This study employed methods that are being used currently in forensic investigations and they failed to provide consistent identification of sex in all 20 cases, including the one skeleton of known sex. Seventeen individuals (85%) were found to be by “majority” one sex. This study considers it “majority” when at least eight of the 15 total methods produce the same result. Of the 17 skeletal cases which were found to be by majority one sex, four cases had a majority of 14, one had a majority of 13, three had a majority of 12, three had a majority of 11, two had a majority of 10, three had a majority of nine, and one had a majority of eight. The determination of skeletal sex, in a particular case, may depend on the method used by forensic investigators. This is especially highlighted by three cases (specimens 8, 12, and 20), where individuals did not have a majority of methods indicating clearly one sex. Forensic investigators are guided in the choice of the method by a possible population to which the investigated individual may belong. This increases reliability of a sex estimate but does not always guarantee it.

When comparing Figures 1(a) and 1(b), it can be seen that morphological methods provide greater consistency in determining skeletal sex in comparison to metric methods. Only 15% of cases were consistently identified as belonging to only one sex by all seven of the metric methods, compared to 45% of cases identified as belonging to only one sex by all eight of the morphological methods. These results suggest that the sole use of metric methods, in a forensic investigation, increases the chances of getting in inconsistent sex estimation by 30% in comparison to morphological methods.

Figure 2 shows that metric methods produce many more “female” identifications than “male.” This is possibly a result of importing some skeletons from India many years ago, when the average size of males, in the local population, was small. Results such as these are disturbing, especially when time constraints placed upon forensic investigations may result in a minimal number of methods being used. If only metric methods are employed, great variation will be seen in sex estimation, as shown in Figure 1(a), especially when the population of origin of the skeleton in question is not known, as may happen in countries with high numbers of immigrants.

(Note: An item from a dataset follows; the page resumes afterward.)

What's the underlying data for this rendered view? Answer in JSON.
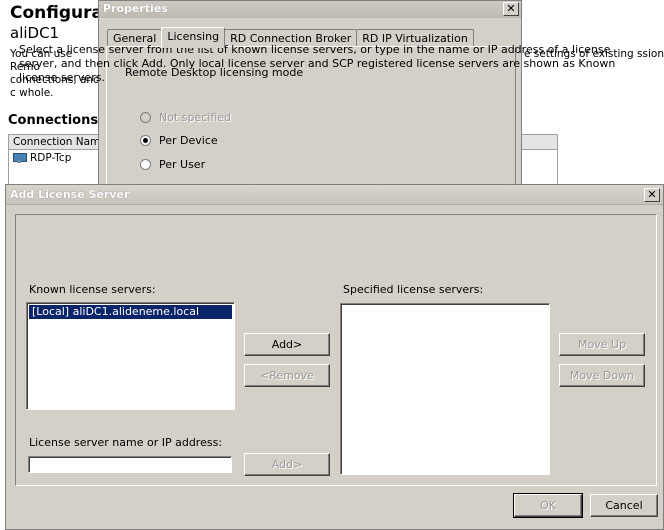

5. Conclusion

Determination of skeletal sex is often the first biological characteristic sought after by forensic investigators in cases of discovery of skeletal remains. In methods of sex estimation characteristics that may result from specific gender roles in particular populations, as well as those related to overall size of individuals, seem to be least useful when a population of origin is not known. The search for characteristics reflecting, as directly as possible, the influence of sex hormones on development of skeletal morphology, irrespective of an individual’s size, may produce most generally applicable methods. Also, technologies enabling better observation of morphological characteristics, for example, geometric morphometrics, may be used to quantify shape of rigid structures that are often curved and are not easily measured using standard metric methods [27]. As is the nature of scientific enquiry, the practice of skeletal sex estimation requires further research, perhaps by expanding the range of reference populations to reflect the ever-increasing trend of mixed populations.


See Table 5.

Conflict of Interests

The authors declare that there is no conflict of interests regarding the publication of this paper.


This paper is dedicated to the memory of the late Dr. Susan R. Loth who contributed heavily to the thoughts expressed here.